Web page and app entries
- Opening Delimiter -

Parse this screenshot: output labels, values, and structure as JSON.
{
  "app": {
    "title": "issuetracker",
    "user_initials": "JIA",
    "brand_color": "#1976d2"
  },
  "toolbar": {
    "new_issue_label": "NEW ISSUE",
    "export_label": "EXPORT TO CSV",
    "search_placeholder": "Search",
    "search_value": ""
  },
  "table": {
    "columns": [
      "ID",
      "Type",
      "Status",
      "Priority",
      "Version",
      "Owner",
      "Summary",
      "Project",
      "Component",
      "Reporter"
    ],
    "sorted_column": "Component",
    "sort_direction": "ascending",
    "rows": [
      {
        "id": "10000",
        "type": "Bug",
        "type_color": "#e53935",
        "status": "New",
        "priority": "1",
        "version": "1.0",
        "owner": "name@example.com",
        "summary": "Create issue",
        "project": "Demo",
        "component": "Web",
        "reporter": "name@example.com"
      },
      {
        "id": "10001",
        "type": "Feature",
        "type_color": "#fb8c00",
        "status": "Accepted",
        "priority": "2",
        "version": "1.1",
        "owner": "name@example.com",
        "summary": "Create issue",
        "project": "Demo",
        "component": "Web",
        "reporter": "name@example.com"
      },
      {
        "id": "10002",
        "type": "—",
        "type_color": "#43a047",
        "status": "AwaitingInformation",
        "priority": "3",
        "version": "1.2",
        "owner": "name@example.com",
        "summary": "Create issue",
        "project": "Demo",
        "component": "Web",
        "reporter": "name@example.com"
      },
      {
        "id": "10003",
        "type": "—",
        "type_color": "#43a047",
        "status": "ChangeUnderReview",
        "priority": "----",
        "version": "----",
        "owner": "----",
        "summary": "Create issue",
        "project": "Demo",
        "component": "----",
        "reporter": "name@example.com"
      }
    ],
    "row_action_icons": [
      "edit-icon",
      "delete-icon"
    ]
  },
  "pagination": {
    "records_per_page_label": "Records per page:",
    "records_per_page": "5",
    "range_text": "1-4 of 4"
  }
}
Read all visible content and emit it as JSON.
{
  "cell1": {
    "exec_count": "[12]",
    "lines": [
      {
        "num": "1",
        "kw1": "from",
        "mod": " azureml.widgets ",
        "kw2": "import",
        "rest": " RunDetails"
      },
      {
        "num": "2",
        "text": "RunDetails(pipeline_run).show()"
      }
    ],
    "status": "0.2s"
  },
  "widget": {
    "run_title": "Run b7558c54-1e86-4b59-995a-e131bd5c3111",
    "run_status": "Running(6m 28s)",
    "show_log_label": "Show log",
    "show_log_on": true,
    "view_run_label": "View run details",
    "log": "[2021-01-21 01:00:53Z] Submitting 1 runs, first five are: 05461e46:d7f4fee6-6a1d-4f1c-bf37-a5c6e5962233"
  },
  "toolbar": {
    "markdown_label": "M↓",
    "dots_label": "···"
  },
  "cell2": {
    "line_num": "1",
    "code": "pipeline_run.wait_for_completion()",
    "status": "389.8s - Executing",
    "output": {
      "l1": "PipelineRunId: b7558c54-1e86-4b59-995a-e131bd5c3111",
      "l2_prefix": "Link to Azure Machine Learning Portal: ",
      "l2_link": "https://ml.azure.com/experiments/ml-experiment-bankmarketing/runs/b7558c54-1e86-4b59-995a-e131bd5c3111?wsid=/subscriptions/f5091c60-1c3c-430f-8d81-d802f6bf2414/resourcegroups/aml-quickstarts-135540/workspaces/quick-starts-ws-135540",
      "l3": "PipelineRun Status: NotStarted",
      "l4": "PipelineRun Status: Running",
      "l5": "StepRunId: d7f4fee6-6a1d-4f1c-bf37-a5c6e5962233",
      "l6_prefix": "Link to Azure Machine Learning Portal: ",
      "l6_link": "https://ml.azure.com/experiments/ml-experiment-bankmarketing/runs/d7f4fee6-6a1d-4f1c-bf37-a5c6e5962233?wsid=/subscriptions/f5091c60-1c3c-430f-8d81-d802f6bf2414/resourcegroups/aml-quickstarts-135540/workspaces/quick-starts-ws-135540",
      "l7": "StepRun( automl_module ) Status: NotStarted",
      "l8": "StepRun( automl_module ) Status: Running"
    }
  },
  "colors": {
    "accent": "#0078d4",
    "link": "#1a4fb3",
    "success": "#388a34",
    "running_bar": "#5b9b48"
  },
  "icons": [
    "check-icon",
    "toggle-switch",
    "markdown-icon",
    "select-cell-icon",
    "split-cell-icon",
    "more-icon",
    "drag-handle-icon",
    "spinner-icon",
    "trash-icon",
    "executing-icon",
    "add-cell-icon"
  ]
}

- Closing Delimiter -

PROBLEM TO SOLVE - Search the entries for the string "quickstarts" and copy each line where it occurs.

RESPONSE -
      "l2_link": "https://ml.azure.com/experiments/ml-experiment-bankmarketing/runs/b7558c54-1e86-4b59-995a-e131bd5c3111?wsid=/subscriptions/f5091c60-1c3c-430f-8d81-d802f6bf2414/resourcegroups/aml-quickstarts-135540/workspaces/quick-starts-ws-135540",
      "l6_link": "https://ml.azure.com/experiments/ml-experiment-bankmarketing/runs/d7f4fee6-6a1d-4f1c-bf37-a5c6e5962233?wsid=/subscriptions/f5091c60-1c3c-430f-8d81-d802f6bf2414/resourcegroups/aml-quickstarts-135540/workspaces/quick-starts-ws-135540",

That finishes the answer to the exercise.